Write for a blog or create your own. Write letters to the editor. Write to your legislators. Skillful writing can engage broad or targeted audiences with key information and perspectives. Aim to get opinion pieces published in local or national media. If you’re a professional, volunteer your skills to polish the written content of vegan organizations or businesses.
20. Music and songwriting.
Music can deliver a compassionate message like no other art can. With so many street fests, vegan and otherwise, music can reach many hearts. Contact an organizer and offer to provide the musical entertainment!
SXSW 2019, Austin, Texas
The Activist Who Means Business
Dedicating your professional skills to animal rights organizations has enormous value.
21. Legislative work.
Changing our laws has a direct impact on the lives of billions of animals abused in factory farms. If your expertise is in law or politics, we need your voice.
This is the age of marketing. Never have there been so many channels to reach so many people near and far. But this boom in marketing technology comes with complexity. If you’re a skilled marketer, lend your talents to vegan organizations, businesses, or events.
Mentorship is a rewarding experience in whatever form it takes. If you are an experienced vegan, volunteer to help others on their journey. Organizations such as Vegan Outreach and Challenge 22+ offer mentorship programs to support individuals who are transitioning to a vegan lifestyle. If you are skilled in business, consider mentoring startup vegan businesses or organizations in areas such as defining goals and strategy, developing business plans, or managing finances. Consider sharing your knowledge by organizing a course or webinar — or even a conference — with support from a Learning Events grant from VegFund.
Pool your resources for this larger-than-life project. You can organize with a group and ask vegan businesses for sponsorship. Vegan billboards get noticed! Think outside the box. VegFund’s Innovative Outreach grants can help support your creative ideas for animal rights activism.
Be Fair Be Vegan campaign
The Busy Activist
If your career keeps you too busy to join other activists in the trenches, keep in mind that your greatest asset may be your earning power. Donations large and small free individuals and organizations from financial concerns so that they can carry out the direct work of activism. Support the efforts of organizations that influence private companies, the public, and the law to be more compassionate. For one, you can support an activist today through VegFund!
There’s no limit to ideas for animal rights activism. Just ask IAPF’s Akashinga, the all-female anti-poaching unit in Zimbabwe reaching out to their community with a vegan message.
VegFund exists to support animal rights activists like you.
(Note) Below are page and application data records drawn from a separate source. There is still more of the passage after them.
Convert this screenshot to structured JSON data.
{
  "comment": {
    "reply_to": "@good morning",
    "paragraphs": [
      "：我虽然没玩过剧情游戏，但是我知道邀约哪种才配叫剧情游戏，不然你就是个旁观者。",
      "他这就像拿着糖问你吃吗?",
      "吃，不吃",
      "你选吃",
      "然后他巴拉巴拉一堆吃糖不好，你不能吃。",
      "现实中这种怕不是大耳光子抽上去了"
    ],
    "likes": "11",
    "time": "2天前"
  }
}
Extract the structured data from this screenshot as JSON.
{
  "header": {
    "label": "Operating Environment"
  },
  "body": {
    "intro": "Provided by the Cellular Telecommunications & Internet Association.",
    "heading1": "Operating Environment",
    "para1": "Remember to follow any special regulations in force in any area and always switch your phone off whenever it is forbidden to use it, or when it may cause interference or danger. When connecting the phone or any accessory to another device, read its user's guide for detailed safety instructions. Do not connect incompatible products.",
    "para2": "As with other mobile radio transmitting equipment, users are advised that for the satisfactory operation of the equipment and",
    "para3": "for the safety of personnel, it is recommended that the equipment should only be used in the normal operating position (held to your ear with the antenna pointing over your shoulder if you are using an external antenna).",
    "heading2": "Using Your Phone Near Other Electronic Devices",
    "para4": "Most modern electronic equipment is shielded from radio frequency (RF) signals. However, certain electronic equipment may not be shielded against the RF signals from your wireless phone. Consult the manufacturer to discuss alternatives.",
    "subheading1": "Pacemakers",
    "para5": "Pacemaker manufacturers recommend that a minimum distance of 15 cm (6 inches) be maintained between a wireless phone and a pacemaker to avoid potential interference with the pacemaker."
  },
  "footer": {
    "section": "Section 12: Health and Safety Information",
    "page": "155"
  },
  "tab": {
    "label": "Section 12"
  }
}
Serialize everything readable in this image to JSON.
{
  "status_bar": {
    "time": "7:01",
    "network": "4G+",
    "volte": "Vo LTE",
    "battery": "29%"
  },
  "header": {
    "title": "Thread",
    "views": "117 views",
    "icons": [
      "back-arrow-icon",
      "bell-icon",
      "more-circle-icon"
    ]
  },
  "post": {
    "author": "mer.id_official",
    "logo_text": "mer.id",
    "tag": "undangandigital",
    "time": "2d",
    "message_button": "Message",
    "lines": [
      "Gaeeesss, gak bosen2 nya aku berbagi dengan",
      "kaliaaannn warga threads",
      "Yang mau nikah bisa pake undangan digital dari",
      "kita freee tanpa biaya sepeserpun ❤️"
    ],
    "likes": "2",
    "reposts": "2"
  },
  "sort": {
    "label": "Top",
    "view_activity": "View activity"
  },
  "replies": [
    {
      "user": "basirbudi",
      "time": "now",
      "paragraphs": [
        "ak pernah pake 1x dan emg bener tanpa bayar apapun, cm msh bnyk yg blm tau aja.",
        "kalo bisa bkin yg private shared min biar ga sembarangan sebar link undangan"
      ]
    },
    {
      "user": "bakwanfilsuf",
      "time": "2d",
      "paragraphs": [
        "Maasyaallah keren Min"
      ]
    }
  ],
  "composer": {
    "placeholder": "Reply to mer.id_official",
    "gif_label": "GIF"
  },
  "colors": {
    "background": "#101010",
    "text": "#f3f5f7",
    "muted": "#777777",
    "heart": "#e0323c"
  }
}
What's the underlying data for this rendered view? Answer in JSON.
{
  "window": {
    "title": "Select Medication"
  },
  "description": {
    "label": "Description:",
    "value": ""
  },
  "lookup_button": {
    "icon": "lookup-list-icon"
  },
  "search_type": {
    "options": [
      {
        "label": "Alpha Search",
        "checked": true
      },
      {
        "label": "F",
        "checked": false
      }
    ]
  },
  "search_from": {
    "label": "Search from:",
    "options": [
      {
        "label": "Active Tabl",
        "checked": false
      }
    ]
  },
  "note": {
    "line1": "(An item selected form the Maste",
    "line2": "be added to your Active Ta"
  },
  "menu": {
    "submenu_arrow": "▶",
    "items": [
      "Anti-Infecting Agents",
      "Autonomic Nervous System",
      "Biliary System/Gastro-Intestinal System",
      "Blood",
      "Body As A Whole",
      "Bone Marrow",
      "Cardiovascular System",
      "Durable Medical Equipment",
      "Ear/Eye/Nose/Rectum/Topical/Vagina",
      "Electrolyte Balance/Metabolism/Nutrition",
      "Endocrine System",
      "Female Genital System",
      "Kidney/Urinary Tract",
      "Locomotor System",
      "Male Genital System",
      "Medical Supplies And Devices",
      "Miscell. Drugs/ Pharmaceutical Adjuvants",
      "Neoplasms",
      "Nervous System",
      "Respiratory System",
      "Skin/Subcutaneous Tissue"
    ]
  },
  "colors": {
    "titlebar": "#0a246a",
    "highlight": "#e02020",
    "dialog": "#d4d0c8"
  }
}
If you are thinking about stepping up your activism, consider one or more of our eight grant categories. You can apply for additional grants as your activism grows!
*Feature photo “Toronto Veggie Pride Parade” courtesy of Jo-Anne McArthur/We Animals